When you are in the village, try not to be noisy and pay enough respects to the quiet areas there. As a significant Sapa travel guide, you should never rub local children’s heads although they are very lovely. Local residents believe that rubbing the children’s head will make them scared and vulnerable to sickness.

In the village, there is often a very sacred worship place: a forbidden forest, a large ancient tree of thousands of years long, a magnificent stone dedicated for gods. The place is usually clean, neat and cool, but as a Sapa travel tip, tourists shouldn’t sit there for resting, eating, or throwing rubbish.

The holiest taboo is not to whistle during your sightseeing journey. Local residents believe that whistling will attract devils to arrive in the village.

In every Hmong’s house, there is a long pillar buried under the ground and as high as the rooftop, other pillars are smaller without being buried. The highest pillar is called “mother pillar” where ghosts reside. Tourists shouldn’t hang clothes, or sit leaning against the “spirit” pillar.
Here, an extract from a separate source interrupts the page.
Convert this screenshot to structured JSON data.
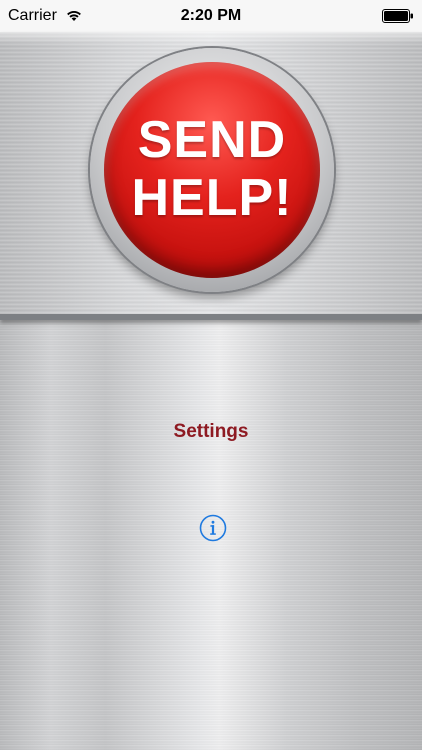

When drinking wine and talking with homeowners, tourists shouldn’t point fingers forward. According to Hmong customs, this gesture is seen as dissatisfied or disrespect behaviors to people you talk to.

Also, when the owner invites you to drink, if you don’t want to drink, try to reject politely. You should never put the wine bowl upside down. Only wizards are allowed to do so in order to drive away ghost.

Tourist shouldn’t dress white linen in Sapa’s villages because according to local customs, the white linen is only used in the funeral.

A healthy Sapa tip is that tourists should try to take a bath in the stream which is mixed of a variety of herbs made by Dao Do residents. The herbs help you to have a good health. Tourists can also enjoy Thang co dish (mixed internal organ hot soup), drink corn wine or eat delicious grilled wild animal meats.